- [Problem requirements] Please read the records below and return each line holding the string "Ceiling".
*** Records provided ***
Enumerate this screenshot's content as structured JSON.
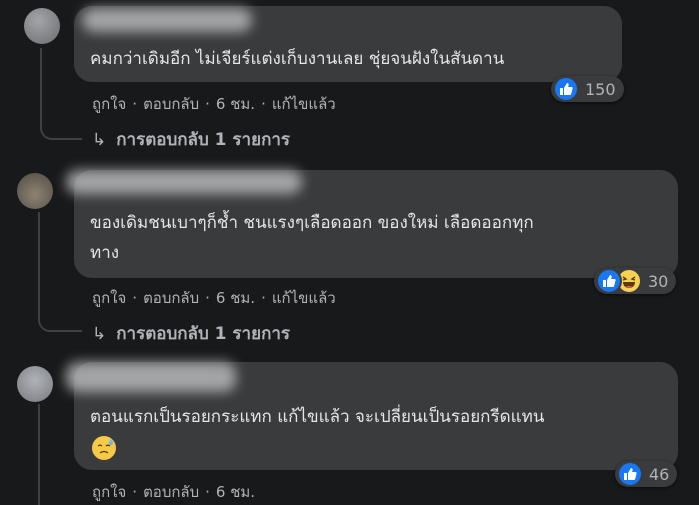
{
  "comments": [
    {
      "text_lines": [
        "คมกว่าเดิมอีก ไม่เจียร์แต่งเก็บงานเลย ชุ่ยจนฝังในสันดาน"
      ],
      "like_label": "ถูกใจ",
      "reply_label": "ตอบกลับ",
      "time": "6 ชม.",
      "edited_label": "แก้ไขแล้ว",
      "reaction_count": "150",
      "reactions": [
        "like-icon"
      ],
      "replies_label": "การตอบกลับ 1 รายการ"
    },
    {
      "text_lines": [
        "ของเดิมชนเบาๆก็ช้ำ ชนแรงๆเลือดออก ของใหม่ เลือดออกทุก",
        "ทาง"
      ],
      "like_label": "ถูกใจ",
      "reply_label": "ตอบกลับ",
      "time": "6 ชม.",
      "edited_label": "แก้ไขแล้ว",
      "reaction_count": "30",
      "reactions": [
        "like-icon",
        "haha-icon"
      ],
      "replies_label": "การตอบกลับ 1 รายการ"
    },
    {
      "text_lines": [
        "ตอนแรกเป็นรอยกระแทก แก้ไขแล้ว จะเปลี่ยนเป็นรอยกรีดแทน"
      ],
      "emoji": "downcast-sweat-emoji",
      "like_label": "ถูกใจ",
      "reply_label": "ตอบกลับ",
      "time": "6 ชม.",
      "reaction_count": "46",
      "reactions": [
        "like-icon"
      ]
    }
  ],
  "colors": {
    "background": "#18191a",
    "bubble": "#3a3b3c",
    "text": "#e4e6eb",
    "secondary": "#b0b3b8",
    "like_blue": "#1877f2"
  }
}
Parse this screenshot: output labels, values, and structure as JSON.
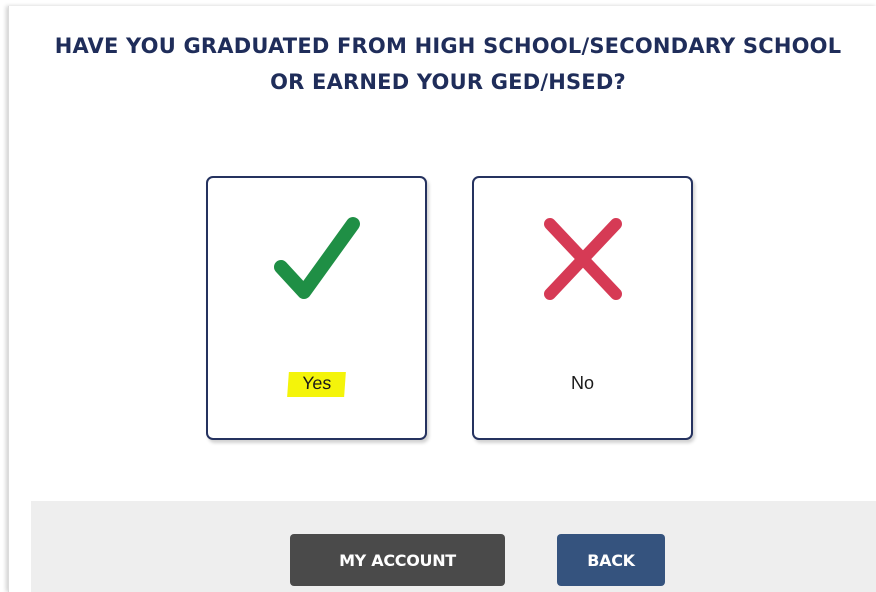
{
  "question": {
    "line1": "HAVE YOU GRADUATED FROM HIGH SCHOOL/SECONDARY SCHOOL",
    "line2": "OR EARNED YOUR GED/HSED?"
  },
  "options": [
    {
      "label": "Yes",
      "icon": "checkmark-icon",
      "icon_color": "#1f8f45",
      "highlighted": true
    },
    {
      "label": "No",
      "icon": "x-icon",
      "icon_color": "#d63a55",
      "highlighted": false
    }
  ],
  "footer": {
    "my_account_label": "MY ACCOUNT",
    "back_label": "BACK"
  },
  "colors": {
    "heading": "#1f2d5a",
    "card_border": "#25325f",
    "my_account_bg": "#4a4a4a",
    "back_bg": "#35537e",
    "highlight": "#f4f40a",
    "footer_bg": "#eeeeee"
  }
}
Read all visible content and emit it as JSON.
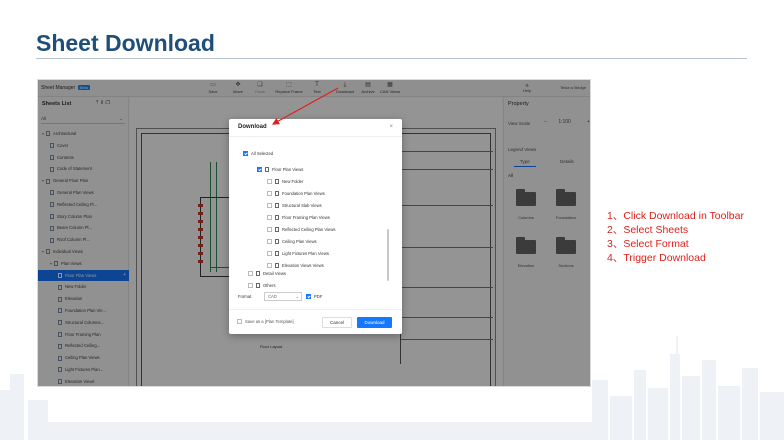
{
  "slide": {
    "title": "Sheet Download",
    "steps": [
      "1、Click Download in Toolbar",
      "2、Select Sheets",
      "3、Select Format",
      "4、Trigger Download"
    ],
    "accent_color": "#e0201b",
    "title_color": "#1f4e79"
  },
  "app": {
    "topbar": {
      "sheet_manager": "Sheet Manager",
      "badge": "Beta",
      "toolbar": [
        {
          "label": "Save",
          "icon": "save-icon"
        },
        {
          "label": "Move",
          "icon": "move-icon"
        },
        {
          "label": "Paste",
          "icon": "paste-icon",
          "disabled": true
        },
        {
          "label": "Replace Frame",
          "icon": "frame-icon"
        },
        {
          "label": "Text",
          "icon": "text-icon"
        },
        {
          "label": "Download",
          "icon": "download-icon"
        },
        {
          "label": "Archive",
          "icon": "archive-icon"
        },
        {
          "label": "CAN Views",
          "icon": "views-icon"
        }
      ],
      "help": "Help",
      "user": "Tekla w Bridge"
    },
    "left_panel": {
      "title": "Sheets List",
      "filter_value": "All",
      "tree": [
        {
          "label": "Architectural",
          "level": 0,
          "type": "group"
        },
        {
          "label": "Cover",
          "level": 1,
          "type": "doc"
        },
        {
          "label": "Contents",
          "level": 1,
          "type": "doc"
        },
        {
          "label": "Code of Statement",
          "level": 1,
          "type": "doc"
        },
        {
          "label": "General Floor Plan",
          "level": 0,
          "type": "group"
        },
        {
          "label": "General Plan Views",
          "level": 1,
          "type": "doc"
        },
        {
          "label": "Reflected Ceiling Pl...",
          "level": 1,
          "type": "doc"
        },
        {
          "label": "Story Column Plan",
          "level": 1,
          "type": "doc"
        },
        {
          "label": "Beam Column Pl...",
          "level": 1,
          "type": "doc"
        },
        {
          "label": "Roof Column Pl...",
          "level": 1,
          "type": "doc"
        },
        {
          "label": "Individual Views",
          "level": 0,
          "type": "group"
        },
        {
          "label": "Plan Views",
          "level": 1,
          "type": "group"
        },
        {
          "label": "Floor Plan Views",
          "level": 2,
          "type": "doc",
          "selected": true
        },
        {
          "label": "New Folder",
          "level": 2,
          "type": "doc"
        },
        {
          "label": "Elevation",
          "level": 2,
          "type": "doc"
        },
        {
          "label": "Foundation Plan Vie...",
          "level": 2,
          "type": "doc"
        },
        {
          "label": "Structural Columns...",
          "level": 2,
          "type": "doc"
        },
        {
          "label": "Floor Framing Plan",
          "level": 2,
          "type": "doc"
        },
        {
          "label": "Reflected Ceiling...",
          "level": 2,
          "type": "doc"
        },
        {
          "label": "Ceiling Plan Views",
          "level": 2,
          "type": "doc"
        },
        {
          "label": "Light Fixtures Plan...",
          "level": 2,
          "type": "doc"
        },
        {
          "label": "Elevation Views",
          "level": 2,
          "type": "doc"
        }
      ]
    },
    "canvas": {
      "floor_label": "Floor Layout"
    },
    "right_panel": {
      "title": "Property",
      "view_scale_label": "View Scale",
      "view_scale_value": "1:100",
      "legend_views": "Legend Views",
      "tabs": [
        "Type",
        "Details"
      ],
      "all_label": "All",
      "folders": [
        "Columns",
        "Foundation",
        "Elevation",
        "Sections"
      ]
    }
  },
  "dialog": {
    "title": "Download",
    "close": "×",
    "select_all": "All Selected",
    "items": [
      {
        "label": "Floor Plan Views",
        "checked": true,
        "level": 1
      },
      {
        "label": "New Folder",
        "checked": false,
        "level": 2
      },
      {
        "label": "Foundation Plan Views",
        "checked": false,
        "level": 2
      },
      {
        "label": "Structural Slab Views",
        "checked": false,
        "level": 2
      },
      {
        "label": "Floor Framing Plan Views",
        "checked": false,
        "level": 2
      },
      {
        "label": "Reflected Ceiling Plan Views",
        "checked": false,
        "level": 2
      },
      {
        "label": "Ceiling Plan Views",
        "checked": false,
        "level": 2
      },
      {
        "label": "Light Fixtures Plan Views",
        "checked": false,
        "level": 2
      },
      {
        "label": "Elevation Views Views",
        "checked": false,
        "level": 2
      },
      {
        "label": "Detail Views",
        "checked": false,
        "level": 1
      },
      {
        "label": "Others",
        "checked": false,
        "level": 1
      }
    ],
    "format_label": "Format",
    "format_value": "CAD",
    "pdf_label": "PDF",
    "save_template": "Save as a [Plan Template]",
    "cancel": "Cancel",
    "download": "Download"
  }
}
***
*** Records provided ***
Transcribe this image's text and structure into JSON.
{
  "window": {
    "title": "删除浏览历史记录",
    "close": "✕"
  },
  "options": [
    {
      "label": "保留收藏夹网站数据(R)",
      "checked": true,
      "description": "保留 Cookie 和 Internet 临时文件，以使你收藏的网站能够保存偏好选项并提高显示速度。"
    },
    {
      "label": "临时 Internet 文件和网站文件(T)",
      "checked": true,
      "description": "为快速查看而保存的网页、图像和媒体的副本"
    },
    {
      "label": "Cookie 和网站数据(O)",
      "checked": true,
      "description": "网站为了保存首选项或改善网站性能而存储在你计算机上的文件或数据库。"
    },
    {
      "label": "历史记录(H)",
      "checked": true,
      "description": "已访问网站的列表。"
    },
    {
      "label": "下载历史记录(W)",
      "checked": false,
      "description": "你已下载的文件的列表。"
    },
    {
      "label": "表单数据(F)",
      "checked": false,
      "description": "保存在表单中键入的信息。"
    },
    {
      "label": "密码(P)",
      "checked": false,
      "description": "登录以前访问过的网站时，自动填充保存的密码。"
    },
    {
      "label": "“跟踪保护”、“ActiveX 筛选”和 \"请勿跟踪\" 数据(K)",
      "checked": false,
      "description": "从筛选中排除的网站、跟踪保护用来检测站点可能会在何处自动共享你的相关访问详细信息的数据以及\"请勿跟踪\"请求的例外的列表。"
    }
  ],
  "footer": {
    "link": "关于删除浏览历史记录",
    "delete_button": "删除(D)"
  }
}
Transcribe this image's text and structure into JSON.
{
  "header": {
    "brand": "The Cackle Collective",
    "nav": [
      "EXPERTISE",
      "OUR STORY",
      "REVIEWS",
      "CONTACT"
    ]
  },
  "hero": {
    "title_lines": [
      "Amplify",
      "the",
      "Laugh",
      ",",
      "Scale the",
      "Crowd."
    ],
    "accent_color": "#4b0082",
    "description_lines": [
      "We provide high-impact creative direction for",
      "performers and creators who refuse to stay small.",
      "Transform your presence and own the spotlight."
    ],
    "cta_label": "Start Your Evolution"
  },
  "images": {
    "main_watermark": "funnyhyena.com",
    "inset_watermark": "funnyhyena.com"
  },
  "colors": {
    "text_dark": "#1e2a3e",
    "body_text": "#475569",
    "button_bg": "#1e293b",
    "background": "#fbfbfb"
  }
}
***
- [Answer for the task]
          "label": "Reflected Ceiling Pl...",
          "label": "Reflected Ceiling...",
          "label": "Ceiling Plan Views",
        "label": "Reflected Ceiling Plan Views",
        "label": "Ceiling Plan Views",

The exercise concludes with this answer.